• [RECORDED INFORMATION]:
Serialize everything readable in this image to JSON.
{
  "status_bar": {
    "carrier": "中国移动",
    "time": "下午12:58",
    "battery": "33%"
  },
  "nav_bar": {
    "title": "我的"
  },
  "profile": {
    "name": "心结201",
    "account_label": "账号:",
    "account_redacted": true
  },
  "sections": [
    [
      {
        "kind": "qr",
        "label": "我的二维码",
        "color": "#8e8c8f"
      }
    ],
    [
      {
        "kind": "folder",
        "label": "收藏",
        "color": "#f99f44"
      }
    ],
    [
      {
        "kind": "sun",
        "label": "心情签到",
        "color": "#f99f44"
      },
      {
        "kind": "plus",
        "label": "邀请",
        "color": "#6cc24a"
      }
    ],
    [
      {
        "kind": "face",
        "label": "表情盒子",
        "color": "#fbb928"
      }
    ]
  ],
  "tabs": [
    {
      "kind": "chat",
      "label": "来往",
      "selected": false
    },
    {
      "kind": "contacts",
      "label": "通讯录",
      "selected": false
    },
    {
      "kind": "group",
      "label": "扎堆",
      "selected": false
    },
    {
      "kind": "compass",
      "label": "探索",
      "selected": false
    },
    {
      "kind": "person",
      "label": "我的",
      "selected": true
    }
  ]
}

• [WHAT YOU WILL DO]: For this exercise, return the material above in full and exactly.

• [PROBLEM SOLUTION]:
Serialize everything readable in this image to JSON.
{
  "status_bar": {
    "carrier": "中国移动",
    "time": "下午12:58",
    "battery": "33%"
  },
  "nav_bar": {
    "title": "我的"
  },
  "profile": {
    "name": "心结201",
    "account_label": "账号:",
    "account_redacted": true
  },
  "sections": [
    [
      {
        "kind": "qr",
        "label": "我的二维码",
        "color": "#8e8c8f"
      }
    ],
    [
      {
        "kind": "folder",
        "label": "收藏",
        "color": "#f99f44"
      }
    ],
    [
      {
        "kind": "sun",
        "label": "心情签到",
        "color": "#f99f44"
      },
      {
        "kind": "plus",
        "label": "邀请",
        "color": "#6cc24a"
      }
    ],
    [
      {
        "kind": "face",
        "label": "表情盒子",
        "color": "#fbb928"
      }
    ]
  ],
  "tabs": [
    {
      "kind": "chat",
      "label": "来往",
      "selected": false
    },
    {
      "kind": "contacts",
      "label": "通讯录",
      "selected": false
    },
    {
      "kind": "group",
      "label": "扎堆",
      "selected": false
    },
    {
      "kind": "compass",
      "label": "探索",
      "selected": false
    },
    {
      "kind": "person",
      "label": "我的",
      "selected": true
    }
  ]
}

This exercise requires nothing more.